A nurse or a licensed nursing assistant who will provide in-home care. This option gives seniors who only want assistance for a few hours per week more flexibility. It’s also a good option for family caregivers who need a break. However, in-home care can be costly if your loved one needs significant care and doesn’t reside near you. Furthermore, this solution does not address the social and recreational needs of your loved one.
Caring for family members. Your loved one can be looked after by you or another family member in your home or theirs. This option is best for seniors who are relatively self-sufficient and only require minor assistance.
If your loved one has many demands, you might need to combine family assisted care with alternative options like adult day care or respite care. Although this choice may appear ideal, seniors who live alone might sometimes feel lonely and socially isolated. Unfortunately, social isolation has been related to various adverse health outcomes, including rapid cognitive decline and even mortality.
Assisted living. Senior living provides all-in-one care and activity that is personalized to the needs of your loved one. Most retirees can afford to live in these communities because they provide peace of mind, individualized care and healthy socialization.
If you’re not sure which option is best for you or your loved one, contact local care providers to inquire about pricing and services. This will allow you to narrow down your choices and get a sense of what’s available in your area.
It’s time to start matching your loved one’s needs to the various options once you’ve selected which option is ideal for them. Don’t decide without consulting your loved one. Instead, discuss senior life with them. This talk might be challenging, especially if your loved one refuses to accept assistance.

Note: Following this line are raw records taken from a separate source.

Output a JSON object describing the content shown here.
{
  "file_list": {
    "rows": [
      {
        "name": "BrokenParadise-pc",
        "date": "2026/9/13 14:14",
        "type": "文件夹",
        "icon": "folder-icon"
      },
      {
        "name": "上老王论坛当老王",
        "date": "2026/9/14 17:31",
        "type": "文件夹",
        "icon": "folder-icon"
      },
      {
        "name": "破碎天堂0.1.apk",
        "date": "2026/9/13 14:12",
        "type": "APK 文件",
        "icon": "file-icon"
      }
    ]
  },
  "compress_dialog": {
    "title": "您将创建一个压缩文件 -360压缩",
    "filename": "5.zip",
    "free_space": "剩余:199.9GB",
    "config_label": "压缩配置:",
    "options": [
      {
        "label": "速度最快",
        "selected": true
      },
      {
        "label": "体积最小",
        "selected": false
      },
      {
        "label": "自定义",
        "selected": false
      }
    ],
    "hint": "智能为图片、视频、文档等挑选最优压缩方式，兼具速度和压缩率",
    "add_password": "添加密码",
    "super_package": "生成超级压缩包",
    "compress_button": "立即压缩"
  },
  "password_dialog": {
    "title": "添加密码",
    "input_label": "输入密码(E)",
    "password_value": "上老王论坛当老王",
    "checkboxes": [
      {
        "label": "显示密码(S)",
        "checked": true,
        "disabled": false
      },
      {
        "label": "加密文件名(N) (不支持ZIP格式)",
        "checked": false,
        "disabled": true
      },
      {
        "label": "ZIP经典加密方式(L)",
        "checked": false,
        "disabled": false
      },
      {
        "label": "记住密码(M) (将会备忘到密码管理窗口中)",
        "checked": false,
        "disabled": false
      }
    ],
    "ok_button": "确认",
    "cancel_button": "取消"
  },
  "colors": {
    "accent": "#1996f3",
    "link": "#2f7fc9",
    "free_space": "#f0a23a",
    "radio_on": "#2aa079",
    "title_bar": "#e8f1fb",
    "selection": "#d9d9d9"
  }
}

To begin the discussion, start with the facts, no blame or feelings. Tell your loved one what you believe they require, and then inquire about what they think they need. Ask them to offer their own assessment and plan if they disagree with yours. Asking someone to provide an option can sometimes help to steer the debate in the proper direction.
When you and your loved one have decided on the best course of action, work together to create a list of their future objectives. Then make a list of the different senior care choices you’ve discovered. Finally, reduce your options to those that meet all, or at least the majority, of your loved one’s requirements.